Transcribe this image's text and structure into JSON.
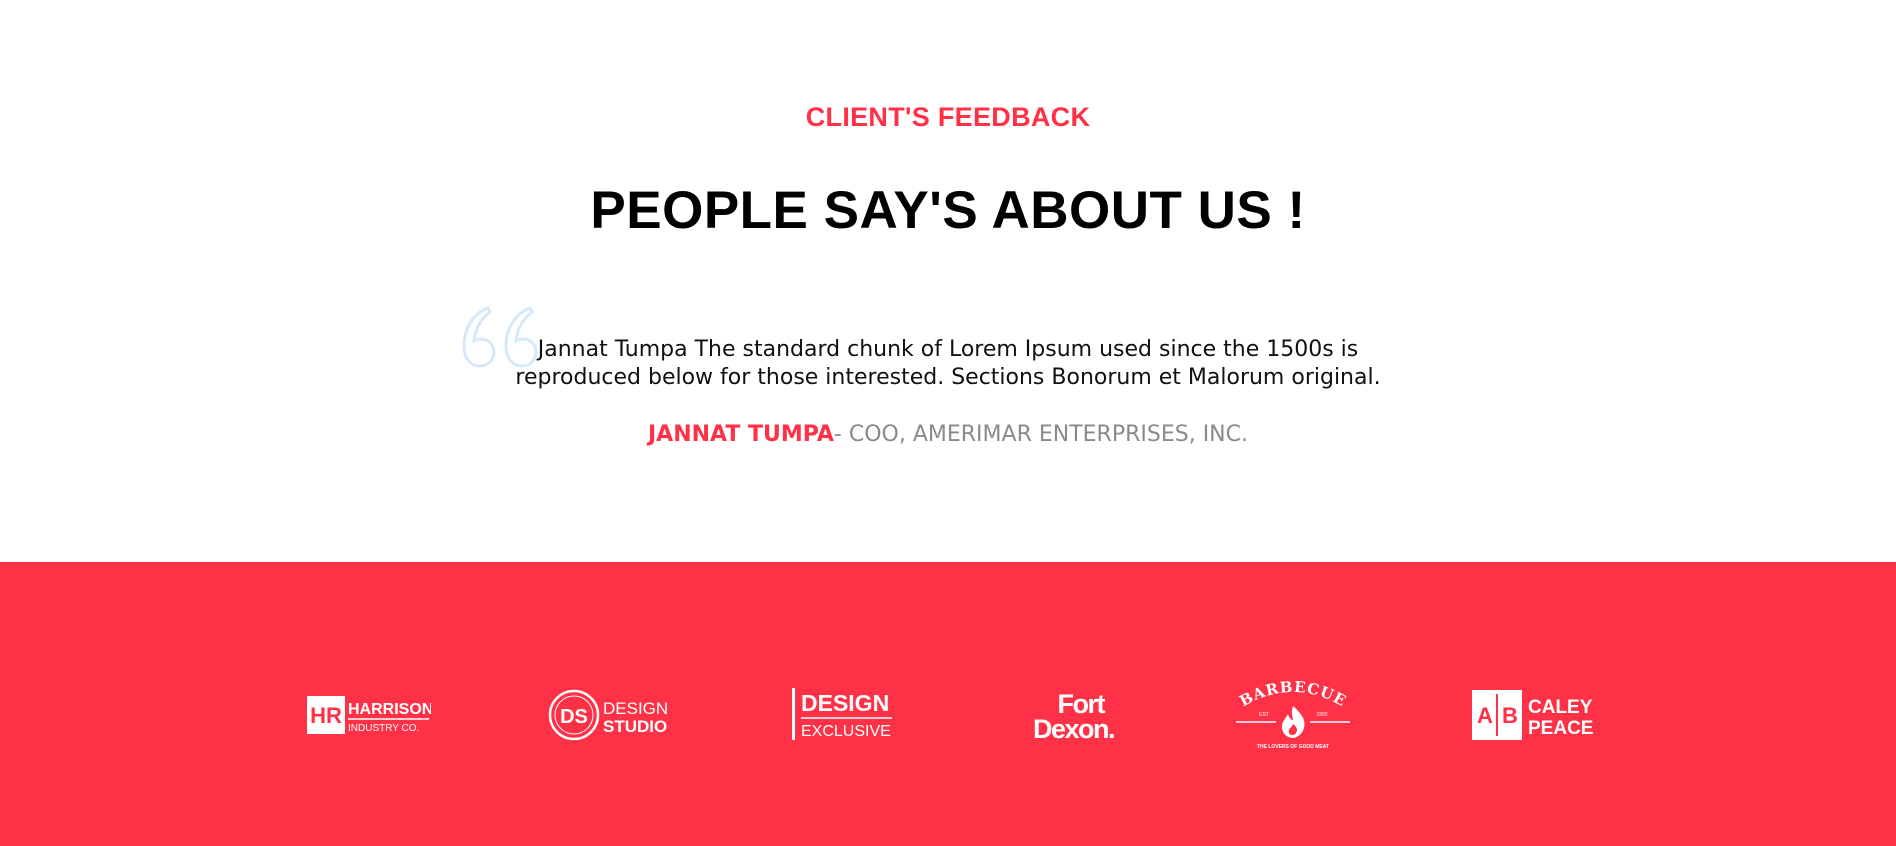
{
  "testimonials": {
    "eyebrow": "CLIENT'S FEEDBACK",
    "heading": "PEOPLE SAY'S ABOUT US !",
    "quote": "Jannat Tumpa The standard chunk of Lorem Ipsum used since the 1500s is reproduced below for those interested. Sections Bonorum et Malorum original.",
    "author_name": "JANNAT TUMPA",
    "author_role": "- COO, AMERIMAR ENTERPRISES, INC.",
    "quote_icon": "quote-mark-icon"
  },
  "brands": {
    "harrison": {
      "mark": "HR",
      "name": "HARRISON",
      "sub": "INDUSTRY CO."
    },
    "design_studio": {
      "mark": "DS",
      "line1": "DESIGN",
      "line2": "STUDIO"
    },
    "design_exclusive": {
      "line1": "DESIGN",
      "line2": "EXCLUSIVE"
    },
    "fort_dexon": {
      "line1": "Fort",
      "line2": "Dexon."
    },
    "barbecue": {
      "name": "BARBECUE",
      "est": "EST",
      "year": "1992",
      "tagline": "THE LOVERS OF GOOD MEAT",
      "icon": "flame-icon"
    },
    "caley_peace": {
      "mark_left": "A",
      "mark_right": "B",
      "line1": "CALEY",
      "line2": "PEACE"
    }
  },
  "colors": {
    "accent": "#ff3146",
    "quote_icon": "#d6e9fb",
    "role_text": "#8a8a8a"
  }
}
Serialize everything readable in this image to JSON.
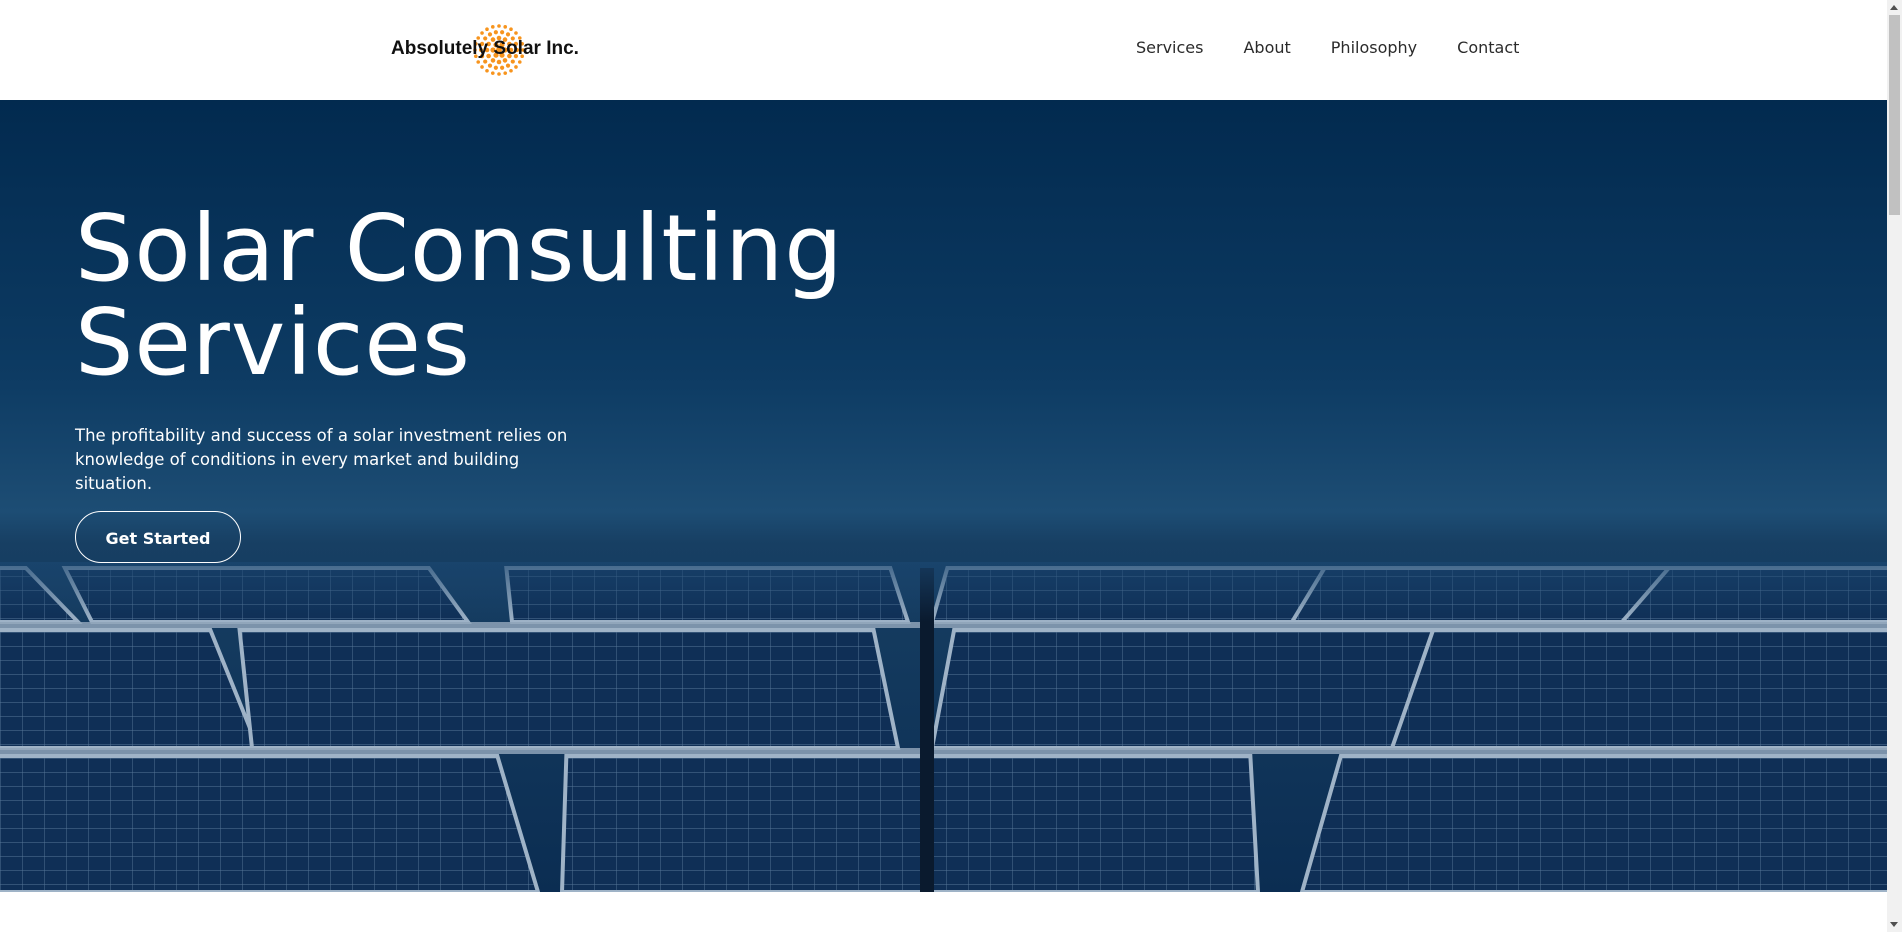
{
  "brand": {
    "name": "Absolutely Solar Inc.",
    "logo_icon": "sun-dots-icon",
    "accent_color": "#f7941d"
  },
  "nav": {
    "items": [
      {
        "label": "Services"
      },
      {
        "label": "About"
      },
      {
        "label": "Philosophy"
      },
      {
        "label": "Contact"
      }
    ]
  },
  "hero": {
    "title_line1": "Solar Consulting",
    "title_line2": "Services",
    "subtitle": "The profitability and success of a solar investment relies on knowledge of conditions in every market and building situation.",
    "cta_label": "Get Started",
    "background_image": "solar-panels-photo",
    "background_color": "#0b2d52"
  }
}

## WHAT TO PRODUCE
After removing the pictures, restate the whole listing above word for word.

## OUTPUT OF THE TASK
Transcribe this image's text and structure into JSON.
{
  "testimonials": {
    "eyebrow": "CLIENT'S FEEDBACK",
    "heading": "PEOPLE SAY'S ABOUT US !",
    "quote": "Jannat Tumpa The standard chunk of Lorem Ipsum used since the 1500s is reproduced below for those interested. Sections Bonorum et Malorum original.",
    "author_name": "JANNAT TUMPA",
    "author_role": "- COO, AMERIMAR ENTERPRISES, INC.",
    "quote_icon": "quote-mark-icon"
  },
  "brands": {
    "harrison": {
      "mark": "HR",
      "name": "HARRISON",
      "sub": "INDUSTRY CO."
    },
    "design_studio": {
      "mark": "DS",
      "line1": "DESIGN",
      "line2": "STUDIO"
    },
    "design_exclusive": {
      "line1": "DESIGN",
      "line2": "EXCLUSIVE"
    },
    "fort_dexon": {
      "line1": "Fort",
      "line2": "Dexon."
    },
    "barbecue": {
      "name": "BARBECUE",
      "est": "EST",
      "year": "1992",
      "tagline": "THE LOVERS OF GOOD MEAT",
      "icon": "flame-icon"
    },
    "caley_peace": {
      "mark_left": "A",
      "mark_right": "B",
      "line1": "CALEY",
      "line2": "PEACE"
    }
  },
  "colors": {
    "accent": "#ff3146",
    "quote_icon": "#d6e9fb",
    "role_text": "#8a8a8a"
  }
}
Serialize everything readable in this image to JSON.
{
  "brand": {
    "name": "Absolutely Solar Inc.",
    "logo_icon": "sun-dots-icon",
    "accent_color": "#f7941d"
  },
  "nav": {
    "items": [
      {
        "label": "Services"
      },
      {
        "label": "About"
      },
      {
        "label": "Philosophy"
      },
      {
        "label": "Contact"
      }
    ]
  },
  "hero": {
    "title_line1": "Solar Consulting",
    "title_line2": "Services",
    "subtitle": "The profitability and success of a solar investment relies on knowledge of conditions in every market and building situation.",
    "cta_label": "Get Started",
    "background_image": "solar-panels-photo",
    "background_color": "#0b2d52"
  }
}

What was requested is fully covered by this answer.